Exercise brief: The job is to find each line of the records below that includes the word "Kick" and copy it.

The data:

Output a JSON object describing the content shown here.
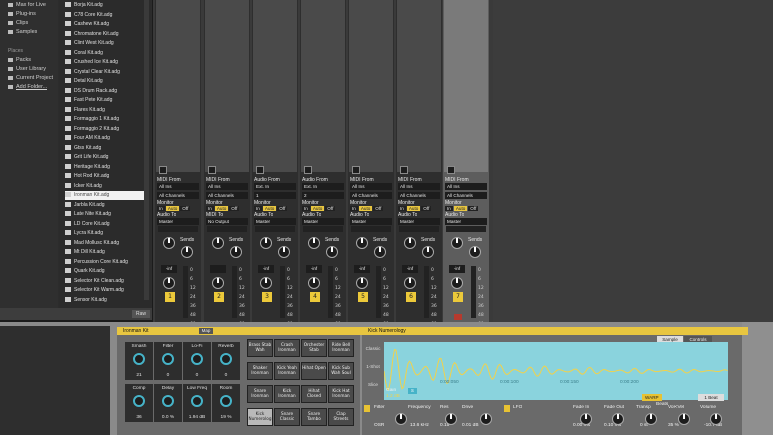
{
  "browser": {
    "places_top": [
      {
        "label": "Max for Live",
        "icon": "folder-icon"
      },
      {
        "label": "Plug-ins",
        "icon": "plug-icon"
      },
      {
        "label": "Clips",
        "icon": "clip-icon"
      },
      {
        "label": "Samples",
        "icon": "sample-icon"
      }
    ],
    "places_header": "Places",
    "places": [
      {
        "label": "Packs"
      },
      {
        "label": "User Library"
      },
      {
        "label": "Current Project"
      },
      {
        "label": "Add Folder..."
      }
    ],
    "files": [
      "Borja Kit.adg",
      "C78 Core Kit.adg",
      "Cashew Kit.adg",
      "Chromatone Kit.adg",
      "Clint West Kit.adg",
      "Coral Kit.adg",
      "Crushed Ice Kit.adg",
      "Crystal Clear Kit.adg",
      "Detal Kit.adg",
      "DS Drum Rack.adg",
      "Fast Pete Kit.adg",
      "Flares Kit.adg",
      "Formaggio 1 Kit.adg",
      "Formaggio 2 Kit.adg",
      "Four AM Kit.adg",
      "Gtss Kit.adg",
      "Grit Life Kit.adg",
      "Heritage Kit.adg",
      "Hot Rod Kit.adg",
      "Icker Kit.adg",
      "Ironman Kit.adg",
      "Jarbla Kit.adg",
      "Late Nite Kit.adg",
      "LD Core Kit.adg",
      "Lycra Kit.adg",
      "Mad Mollusc Kit.adg",
      "Mt Dill Kit.adg",
      "Percussion Core Kit.adg",
      "Quark Kit.adg",
      "Selector Kit Clean.adg",
      "Selector Kit Warm.adg",
      "Sensor Kit.adg"
    ],
    "selected_file_index": 20,
    "preview_label": "Raw"
  },
  "mixer": {
    "tracks": [
      {
        "type": "MIDI From",
        "in": "All Ins",
        "ch": "All Channels",
        "mon": [
          "In",
          "Auto",
          "Off"
        ],
        "mon_on": 1,
        "to_label": "Audio To",
        "to": "Master",
        "num": "1",
        "vol": "-inf",
        "rec": false
      },
      {
        "type": "MIDI From",
        "in": "All Ins",
        "ch": "All Channels",
        "mon": [
          "In",
          "Auto",
          "Off"
        ],
        "mon_on": 1,
        "to_label": "MIDI To",
        "to": "No Output",
        "num": "2",
        "vol": "",
        "rec": false
      },
      {
        "type": "Audio From",
        "in": "Ext. In",
        "ch": "1",
        "mon": [
          "In",
          "Auto",
          "Off"
        ],
        "mon_on": 1,
        "to_label": "Audio To",
        "to": "Master",
        "num": "3",
        "vol": "-inf",
        "rec": false
      },
      {
        "type": "Audio From",
        "in": "Ext. In",
        "ch": "2",
        "mon": [
          "In",
          "Auto",
          "Off"
        ],
        "mon_on": 1,
        "to_label": "Audio To",
        "to": "Master",
        "num": "4",
        "vol": "-inf",
        "rec": false
      },
      {
        "type": "MIDI From",
        "in": "All Ins",
        "ch": "All Channels",
        "mon": [
          "In",
          "Auto",
          "Off"
        ],
        "mon_on": 1,
        "to_label": "Audio To",
        "to": "Master",
        "num": "5",
        "vol": "-inf",
        "rec": false
      },
      {
        "type": "MIDI From",
        "in": "All Ins",
        "ch": "All Channels",
        "mon": [
          "In",
          "Auto",
          "Off"
        ],
        "mon_on": 1,
        "to_label": "Audio To",
        "to": "Master",
        "num": "6",
        "vol": "-inf",
        "rec": false
      },
      {
        "type": "MIDI From",
        "in": "All Ins",
        "ch": "All Channels",
        "mon": [
          "In",
          "Auto",
          "Off"
        ],
        "mon_on": 1,
        "to_label": "Audio To",
        "to": "Master",
        "num": "7",
        "vol": "-inf",
        "rec": true
      }
    ],
    "sends_label": "Sends",
    "scale": [
      "0",
      "6",
      "12",
      "24",
      "36",
      "48",
      "60"
    ]
  },
  "rack": {
    "title": "Ironman Kit",
    "map_label": "Map",
    "macros": [
      {
        "label": "Smash",
        "value": "21"
      },
      {
        "label": "Filter",
        "value": "0"
      },
      {
        "label": "Lo-Fi",
        "value": "0"
      },
      {
        "label": "Reverb",
        "value": "0"
      },
      {
        "label": "Comp",
        "value": "36"
      },
      {
        "label": "Delay",
        "value": "0.0 %"
      },
      {
        "label": "Low Freq",
        "value": "1.94 dB"
      },
      {
        "label": "Room",
        "value": "19 %"
      }
    ],
    "pads": [
      [
        "Brass Stab Wah",
        "Crash Ironman",
        "Orchester Stab",
        "Ride Bell Ironman"
      ],
      [
        "Shaker Ironman",
        "Kick Yeah Ironman",
        "Hihat Open",
        "Kick Sub Wah Soul"
      ],
      [
        "Snare Ironman",
        "Kick Ironman",
        "Hihat Closed",
        "Kick Hat Ironman"
      ],
      [
        "Kick Numerolog",
        "Snare Classic",
        "Snare Tambo",
        "Clap Streets"
      ]
    ],
    "active_pad": "Kick Numerolog"
  },
  "sampler": {
    "title": "Kick Numerology",
    "tabs": [
      "Sample",
      "Controls"
    ],
    "mode_buttons": [
      "Classic",
      "1-Shot",
      "Slice"
    ],
    "gain_label": "Gain",
    "gain": "1.2 dB",
    "warp": "WARP",
    "warp_mode": "Beats",
    "beat": "1 Beat",
    "ruler": [
      "0:00:050",
      "0:00:100",
      "0:00:150",
      "0:00:200"
    ],
    "params": [
      "Filter",
      "Frequency",
      "Res",
      "Drive",
      "LFO",
      "Fade In",
      "Fade Out",
      "Transp",
      "Vol<Vel",
      "Volume"
    ],
    "values": [
      "OSR",
      "13.6 kHz",
      "0.15",
      "0.01 dB",
      "0.00 ms",
      "0.10 ms",
      "0 st",
      "35 %",
      "-10.7 dB"
    ],
    "accent": "#46b3c8"
  }
}
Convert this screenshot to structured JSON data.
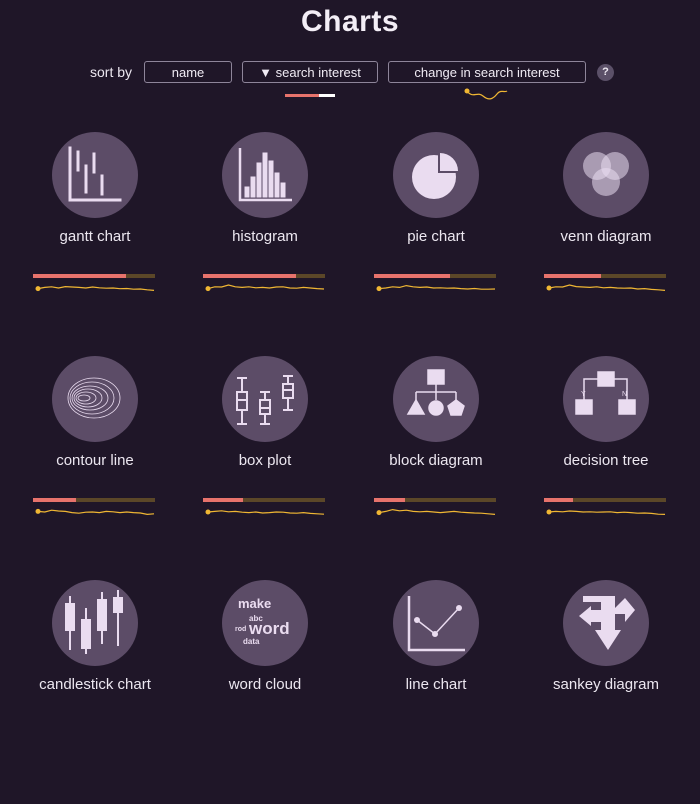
{
  "page": {
    "title": "Charts"
  },
  "sort": {
    "label": "sort by",
    "options": [
      "name",
      "▼ search interest",
      "change in search interest"
    ],
    "help": "?"
  },
  "colors": {
    "background": "#1f1628",
    "circle": "#5c4c67",
    "icon": "#eadcf0",
    "interest_bar": "#e7736c",
    "bar_track": "#5b4728",
    "sparkline": "#f0b733"
  },
  "charts": [
    {
      "label": "gantt chart",
      "icon": "gantt-chart-icon",
      "interest": 0.76,
      "trend": [
        0.45,
        0.55,
        0.6,
        0.5,
        0.62,
        0.58,
        0.55,
        0.5,
        0.58,
        0.52,
        0.48,
        0.5,
        0.44,
        0.46,
        0.4,
        0.42,
        0.35,
        0.3
      ]
    },
    {
      "label": "histogram",
      "icon": "histogram-icon",
      "interest": 0.76,
      "trend": [
        0.45,
        0.6,
        0.58,
        0.75,
        0.6,
        0.55,
        0.6,
        0.52,
        0.55,
        0.5,
        0.58,
        0.6,
        0.5,
        0.48,
        0.55,
        0.5,
        0.45,
        0.42
      ]
    },
    {
      "label": "pie chart",
      "icon": "pie-chart-icon",
      "interest": 0.62,
      "trend": [
        0.45,
        0.5,
        0.6,
        0.55,
        0.7,
        0.6,
        0.55,
        0.58,
        0.5,
        0.52,
        0.48,
        0.5,
        0.45,
        0.42,
        0.46,
        0.4,
        0.4,
        0.42
      ]
    },
    {
      "label": "venn diagram",
      "icon": "venn-diagram-icon",
      "interest": 0.47,
      "trend": [
        0.5,
        0.6,
        0.58,
        0.75,
        0.62,
        0.58,
        0.55,
        0.6,
        0.52,
        0.55,
        0.5,
        0.48,
        0.5,
        0.42,
        0.45,
        0.38,
        0.35,
        0.3
      ]
    },
    {
      "label": "contour line",
      "icon": "contour-line-icon",
      "interest": 0.35,
      "trend": [
        0.55,
        0.5,
        0.65,
        0.58,
        0.55,
        0.45,
        0.4,
        0.48,
        0.5,
        0.45,
        0.55,
        0.52,
        0.45,
        0.5,
        0.45,
        0.42,
        0.3,
        0.35
      ]
    },
    {
      "label": "box plot",
      "icon": "box-plot-icon",
      "interest": 0.33,
      "trend": [
        0.5,
        0.55,
        0.6,
        0.52,
        0.55,
        0.48,
        0.45,
        0.5,
        0.42,
        0.45,
        0.5,
        0.48,
        0.42,
        0.4,
        0.45,
        0.38,
        0.35,
        0.32
      ]
    },
    {
      "label": "block diagram",
      "icon": "block-diagram-icon",
      "interest": 0.25,
      "trend": [
        0.45,
        0.55,
        0.7,
        0.6,
        0.65,
        0.55,
        0.52,
        0.55,
        0.5,
        0.45,
        0.5,
        0.55,
        0.48,
        0.45,
        0.42,
        0.4,
        0.35,
        0.3
      ]
    },
    {
      "label": "decision tree",
      "icon": "decision-tree-icon",
      "interest": 0.24,
      "trend": [
        0.5,
        0.55,
        0.52,
        0.58,
        0.55,
        0.5,
        0.52,
        0.48,
        0.5,
        0.52,
        0.45,
        0.48,
        0.45,
        0.4,
        0.42,
        0.38,
        0.32,
        0.3
      ]
    },
    {
      "label": "candlestick chart",
      "icon": "candlestick-chart-icon",
      "interest": null,
      "trend": []
    },
    {
      "label": "word cloud",
      "icon": "word-cloud-icon",
      "interest": null,
      "trend": [],
      "icon_text": [
        "make",
        "abc",
        "rod",
        "word",
        "data"
      ]
    },
    {
      "label": "line chart",
      "icon": "line-chart-icon",
      "interest": null,
      "trend": []
    },
    {
      "label": "sankey diagram",
      "icon": "sankey-diagram-icon",
      "interest": null,
      "trend": []
    }
  ]
}
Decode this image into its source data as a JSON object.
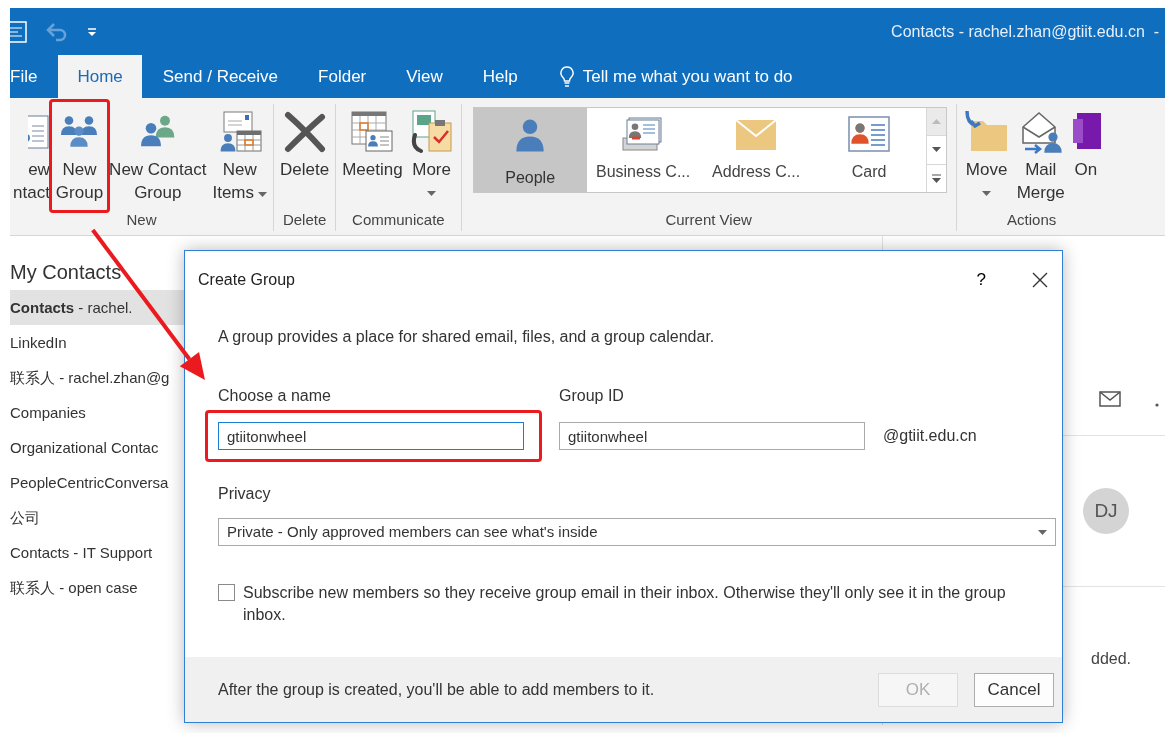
{
  "title_bar": {
    "quick_access": [
      {
        "kind": "form",
        "disabled": false
      },
      {
        "kind": "undo",
        "disabled": true
      },
      {
        "kind": "customize",
        "disabled": false
      }
    ],
    "title": "Contacts - rachel.zhan@gtiit.edu.cn  -"
  },
  "tabs": [
    {
      "label": "File",
      "selected": false
    },
    {
      "label": "Home",
      "selected": true
    },
    {
      "label": "Send / Receive",
      "selected": false
    },
    {
      "label": "Folder",
      "selected": false
    },
    {
      "label": "View",
      "selected": false
    },
    {
      "label": "Help",
      "selected": false
    }
  ],
  "tell_me": "Tell me what you want to do",
  "ribbon": {
    "groups": [
      {
        "label": "New",
        "buttons": [
          {
            "kind": "contact",
            "lines": [
              "ew",
              "ntact"
            ]
          },
          {
            "kind": "group",
            "lines": [
              "New",
              "Group"
            ]
          },
          {
            "kind": "contact-group",
            "lines": [
              "New Contact",
              "Group"
            ]
          },
          {
            "kind": "new-items",
            "lines": [
              "New",
              "Items"
            ],
            "dropdown": true
          }
        ]
      },
      {
        "label": "Delete",
        "buttons": [
          {
            "kind": "delete",
            "lines": [
              "Delete"
            ]
          }
        ]
      },
      {
        "label": "Communicate",
        "buttons": [
          {
            "kind": "meeting",
            "lines": [
              "Meeting"
            ]
          },
          {
            "kind": "more",
            "lines": [
              "More"
            ],
            "dropdown": true
          }
        ]
      },
      {
        "label": "Current View",
        "gallery": [
          {
            "kind": "people",
            "label": "People",
            "selected": true
          },
          {
            "kind": "business-card",
            "label": "Business C...",
            "selected": false
          },
          {
            "kind": "address-card",
            "label": "Address C...",
            "selected": false
          },
          {
            "kind": "card",
            "label": "Card",
            "selected": false
          }
        ]
      },
      {
        "label": "Actions",
        "buttons": [
          {
            "kind": "move",
            "lines": [
              "Move"
            ],
            "dropdown": true
          },
          {
            "kind": "mail-merge",
            "lines": [
              "Mail",
              "Merge"
            ]
          },
          {
            "kind": "onenote",
            "lines": [
              "On"
            ]
          }
        ]
      }
    ]
  },
  "navigation": {
    "heading": "My Contacts",
    "items": [
      {
        "label": "**Contacts** - rachel.",
        "selected": true
      },
      {
        "label": "LinkedIn",
        "selected": false
      },
      {
        "label": "联系人 - rachel.zhan@g",
        "selected": false
      },
      {
        "label": "Companies",
        "selected": false
      },
      {
        "label": "Organizational Contac",
        "selected": false
      },
      {
        "label": "PeopleCentricConversa",
        "selected": false
      },
      {
        "label": "公司",
        "selected": false
      },
      {
        "label": "Contacts - IT Support",
        "selected": false
      },
      {
        "label": "联系人 - open case",
        "selected": false
      }
    ]
  },
  "reading_pane": {
    "avatar_initials": "DJ",
    "note": "dded."
  },
  "dialog": {
    "title": "Create Group",
    "help": "?",
    "description": "A group provides a place for shared email, files, and a group calendar.",
    "name_label": "Choose a name",
    "name_value": "gtiitonwheel",
    "group_id_label": "Group ID",
    "group_id_value": "gtiitonwheel",
    "domain": "@gtiit.edu.cn",
    "privacy_label": "Privacy",
    "privacy_value": "Private - Only approved members can see what's inside",
    "subscribe": {
      "label": "Subscribe new members so they receive group email in their inbox. Otherwise they'll only see it in the group inbox.",
      "checked": false
    },
    "footer_note": "After the group is created, you'll be able to add members to it.",
    "buttons": [
      {
        "label": "OK",
        "disabled": true
      },
      {
        "label": "Cancel",
        "disabled": false
      }
    ]
  },
  "annotations": {
    "highlight_new_group": true,
    "highlight_name_field": true,
    "arrow": true
  }
}
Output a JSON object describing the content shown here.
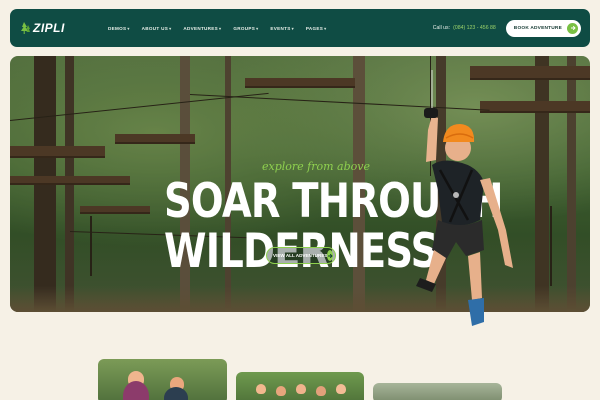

Answer to the problem:
        "Kick Yeah Ironman",
        "Kick Sub Wah Soul"
        "Kick Ironman",
        "Kick Hat Ironman"
        "Kick Numerolog",
    "active_pad": "Kick Numerolog"
    "title": "Kick Numerology",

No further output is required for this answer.